Exposure to ultra-white
In this newest era of the information age, data flies through wires and flows into homes and offices via the Internet with the greatest of ease. Any soul with a laptop and DSL can quickly spew unfiltered stories and opinion, and anyone can download it. Some of that information, however, is venomous. The toxic information is flowing unfettered and uncensored, and it can become dangerous in the wrong hands.
It seems everyone is jumping on the Internet, and that includes the knuckleheads in the white-power movement. The neo-Nazis in the National Alliance have a Web site that can be used to copy the hateful writing they put down on paper. Yes, even white supremacists can learn to pull the illogical info off the Web, make it into fliers and have it land on doorsteps—perhaps yours, if you live in certain Sacramento neighborhoods.
We wanted to find out more about this organization and exactly who was putting out racist, anti-Semitic slogans (see “My dinner with the white supremacists”).
But some in what we’ll call the anti-hate community, organizations like the Anti-Defamation League and others, worry that giving the racists media attention just gives them free publicity and could possibly boost enrollment. So be it.
We feel it is dangerous to ignore the ranting of racists. And hey, they’re just ignorant. Readers are smart enough to know hate when they see it and be repulsed.
But awareness is key. In the past, organizations putting out this kind of literature have spurred on followers to crime, an example being the Williams brothers and the torching of synagogues in Sacramento.

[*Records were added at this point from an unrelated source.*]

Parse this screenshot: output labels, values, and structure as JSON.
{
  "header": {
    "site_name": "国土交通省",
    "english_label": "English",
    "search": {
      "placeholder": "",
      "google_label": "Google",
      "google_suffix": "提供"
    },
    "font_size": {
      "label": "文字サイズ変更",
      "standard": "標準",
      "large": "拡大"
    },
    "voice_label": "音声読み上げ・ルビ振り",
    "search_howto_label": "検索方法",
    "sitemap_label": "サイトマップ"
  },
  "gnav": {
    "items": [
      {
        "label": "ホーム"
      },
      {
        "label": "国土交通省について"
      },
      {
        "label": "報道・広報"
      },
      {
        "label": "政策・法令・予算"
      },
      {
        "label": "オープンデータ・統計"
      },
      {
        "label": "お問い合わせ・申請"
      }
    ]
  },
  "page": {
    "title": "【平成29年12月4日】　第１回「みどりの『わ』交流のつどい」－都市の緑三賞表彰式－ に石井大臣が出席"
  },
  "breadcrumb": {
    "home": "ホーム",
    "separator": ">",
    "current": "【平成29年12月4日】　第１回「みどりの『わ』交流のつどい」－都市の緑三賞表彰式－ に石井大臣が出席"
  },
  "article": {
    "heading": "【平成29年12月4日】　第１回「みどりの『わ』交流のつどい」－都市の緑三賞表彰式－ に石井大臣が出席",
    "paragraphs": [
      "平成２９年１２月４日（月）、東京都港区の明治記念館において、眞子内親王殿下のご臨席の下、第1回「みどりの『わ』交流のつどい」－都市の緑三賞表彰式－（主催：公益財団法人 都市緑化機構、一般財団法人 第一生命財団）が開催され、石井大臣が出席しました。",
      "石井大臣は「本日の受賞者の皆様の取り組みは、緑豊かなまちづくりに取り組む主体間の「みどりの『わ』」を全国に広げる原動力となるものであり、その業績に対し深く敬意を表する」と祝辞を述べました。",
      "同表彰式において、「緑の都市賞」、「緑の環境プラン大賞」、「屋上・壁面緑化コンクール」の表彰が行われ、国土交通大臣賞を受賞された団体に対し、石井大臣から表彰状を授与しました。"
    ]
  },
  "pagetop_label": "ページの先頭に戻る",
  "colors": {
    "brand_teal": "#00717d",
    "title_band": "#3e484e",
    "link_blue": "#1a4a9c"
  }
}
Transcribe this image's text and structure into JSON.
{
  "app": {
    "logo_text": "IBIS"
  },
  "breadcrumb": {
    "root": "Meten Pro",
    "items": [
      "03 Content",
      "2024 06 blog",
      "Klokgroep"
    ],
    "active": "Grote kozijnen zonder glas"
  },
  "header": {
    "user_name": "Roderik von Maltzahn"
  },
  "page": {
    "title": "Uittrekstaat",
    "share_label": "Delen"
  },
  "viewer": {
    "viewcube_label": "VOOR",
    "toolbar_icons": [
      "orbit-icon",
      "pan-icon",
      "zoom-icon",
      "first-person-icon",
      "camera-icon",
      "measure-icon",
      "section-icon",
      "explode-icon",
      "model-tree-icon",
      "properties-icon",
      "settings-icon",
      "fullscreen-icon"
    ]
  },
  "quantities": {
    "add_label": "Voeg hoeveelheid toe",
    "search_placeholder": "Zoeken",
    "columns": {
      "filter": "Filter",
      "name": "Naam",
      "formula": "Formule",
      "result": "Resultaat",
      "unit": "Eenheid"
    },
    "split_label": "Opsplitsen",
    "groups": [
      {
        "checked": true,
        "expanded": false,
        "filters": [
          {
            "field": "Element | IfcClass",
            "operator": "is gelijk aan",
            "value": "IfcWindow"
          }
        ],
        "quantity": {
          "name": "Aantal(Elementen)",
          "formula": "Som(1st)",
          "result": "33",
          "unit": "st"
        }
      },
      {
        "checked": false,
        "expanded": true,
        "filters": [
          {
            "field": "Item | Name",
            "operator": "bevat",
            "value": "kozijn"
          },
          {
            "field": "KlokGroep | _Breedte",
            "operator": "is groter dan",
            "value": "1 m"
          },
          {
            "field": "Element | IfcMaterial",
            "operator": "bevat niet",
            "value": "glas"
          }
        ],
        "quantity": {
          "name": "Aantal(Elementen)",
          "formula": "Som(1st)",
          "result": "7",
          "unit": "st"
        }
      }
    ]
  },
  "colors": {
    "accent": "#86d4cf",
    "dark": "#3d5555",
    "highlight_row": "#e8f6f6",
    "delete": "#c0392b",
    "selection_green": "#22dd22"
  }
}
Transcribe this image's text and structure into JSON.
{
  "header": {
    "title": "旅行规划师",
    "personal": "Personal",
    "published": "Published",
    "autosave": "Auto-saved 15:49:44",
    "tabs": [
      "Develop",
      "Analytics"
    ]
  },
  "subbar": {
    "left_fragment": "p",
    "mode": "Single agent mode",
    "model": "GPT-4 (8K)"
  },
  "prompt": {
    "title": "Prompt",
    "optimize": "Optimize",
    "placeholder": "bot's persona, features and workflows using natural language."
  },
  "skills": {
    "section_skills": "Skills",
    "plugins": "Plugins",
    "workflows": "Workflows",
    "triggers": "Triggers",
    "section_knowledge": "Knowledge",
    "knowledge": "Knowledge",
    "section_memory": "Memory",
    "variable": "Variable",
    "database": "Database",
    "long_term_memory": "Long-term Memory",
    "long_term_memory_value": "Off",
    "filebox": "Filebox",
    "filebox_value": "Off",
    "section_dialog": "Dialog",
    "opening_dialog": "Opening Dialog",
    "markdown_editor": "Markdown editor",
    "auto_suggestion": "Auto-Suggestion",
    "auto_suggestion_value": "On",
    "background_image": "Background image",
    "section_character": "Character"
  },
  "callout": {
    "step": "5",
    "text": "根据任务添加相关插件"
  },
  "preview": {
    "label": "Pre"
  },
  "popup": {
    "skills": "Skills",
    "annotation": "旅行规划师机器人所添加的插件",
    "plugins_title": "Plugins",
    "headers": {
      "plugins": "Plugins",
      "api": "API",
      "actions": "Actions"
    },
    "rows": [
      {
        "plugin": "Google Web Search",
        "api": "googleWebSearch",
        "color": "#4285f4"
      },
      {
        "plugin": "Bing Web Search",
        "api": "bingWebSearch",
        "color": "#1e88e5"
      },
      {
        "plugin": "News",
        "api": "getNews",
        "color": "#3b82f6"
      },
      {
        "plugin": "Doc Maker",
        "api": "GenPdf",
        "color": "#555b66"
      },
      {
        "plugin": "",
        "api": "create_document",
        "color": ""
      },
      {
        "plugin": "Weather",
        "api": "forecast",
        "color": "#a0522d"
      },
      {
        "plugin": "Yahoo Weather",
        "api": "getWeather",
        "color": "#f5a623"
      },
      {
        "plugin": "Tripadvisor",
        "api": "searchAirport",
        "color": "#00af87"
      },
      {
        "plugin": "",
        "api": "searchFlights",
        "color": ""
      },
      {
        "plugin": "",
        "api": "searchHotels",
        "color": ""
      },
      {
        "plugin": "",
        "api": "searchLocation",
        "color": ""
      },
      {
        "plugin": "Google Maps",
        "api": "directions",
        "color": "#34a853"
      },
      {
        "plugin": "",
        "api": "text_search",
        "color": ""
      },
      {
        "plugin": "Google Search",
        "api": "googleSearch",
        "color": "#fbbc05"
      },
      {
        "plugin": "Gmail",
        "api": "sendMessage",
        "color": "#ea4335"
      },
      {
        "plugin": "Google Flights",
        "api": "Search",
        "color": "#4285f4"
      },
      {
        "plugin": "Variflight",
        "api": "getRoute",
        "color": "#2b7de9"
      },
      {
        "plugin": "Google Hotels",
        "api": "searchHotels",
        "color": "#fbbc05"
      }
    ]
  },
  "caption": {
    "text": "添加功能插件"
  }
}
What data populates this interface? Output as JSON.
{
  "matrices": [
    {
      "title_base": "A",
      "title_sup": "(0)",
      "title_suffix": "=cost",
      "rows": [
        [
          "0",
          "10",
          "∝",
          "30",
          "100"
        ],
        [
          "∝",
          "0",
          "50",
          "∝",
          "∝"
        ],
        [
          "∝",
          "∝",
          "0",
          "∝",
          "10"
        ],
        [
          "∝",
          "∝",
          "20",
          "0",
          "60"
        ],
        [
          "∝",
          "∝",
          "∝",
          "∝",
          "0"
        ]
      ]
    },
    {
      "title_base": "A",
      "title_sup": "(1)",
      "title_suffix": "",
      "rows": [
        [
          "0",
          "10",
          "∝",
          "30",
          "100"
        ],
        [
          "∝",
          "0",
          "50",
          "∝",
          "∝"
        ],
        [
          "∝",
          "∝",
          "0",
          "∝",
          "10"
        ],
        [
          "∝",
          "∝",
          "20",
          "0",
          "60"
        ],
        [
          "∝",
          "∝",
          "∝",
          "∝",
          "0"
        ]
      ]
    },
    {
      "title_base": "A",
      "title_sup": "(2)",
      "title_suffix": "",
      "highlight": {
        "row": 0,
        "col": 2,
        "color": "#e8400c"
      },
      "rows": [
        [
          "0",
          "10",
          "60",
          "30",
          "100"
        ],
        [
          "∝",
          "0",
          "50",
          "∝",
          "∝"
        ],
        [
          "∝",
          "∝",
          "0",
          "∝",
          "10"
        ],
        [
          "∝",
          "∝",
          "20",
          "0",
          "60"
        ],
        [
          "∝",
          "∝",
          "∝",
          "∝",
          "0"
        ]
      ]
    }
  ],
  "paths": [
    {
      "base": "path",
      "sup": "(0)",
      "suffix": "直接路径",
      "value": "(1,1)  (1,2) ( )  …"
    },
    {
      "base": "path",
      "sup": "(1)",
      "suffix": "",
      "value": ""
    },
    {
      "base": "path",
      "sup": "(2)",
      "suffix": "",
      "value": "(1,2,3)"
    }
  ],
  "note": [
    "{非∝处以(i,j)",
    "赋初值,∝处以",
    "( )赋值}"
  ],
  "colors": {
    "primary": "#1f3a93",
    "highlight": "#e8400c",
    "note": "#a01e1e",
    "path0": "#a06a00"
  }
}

It’s just too important to hide our heads.
And then there’s that First Amendment right that allows them to spew the venom at will (and us to criticize). We encourage you to read the story about them and their beliefs and see it for what it is. In the end, it’s just suburban skinheads without much going on upstairs.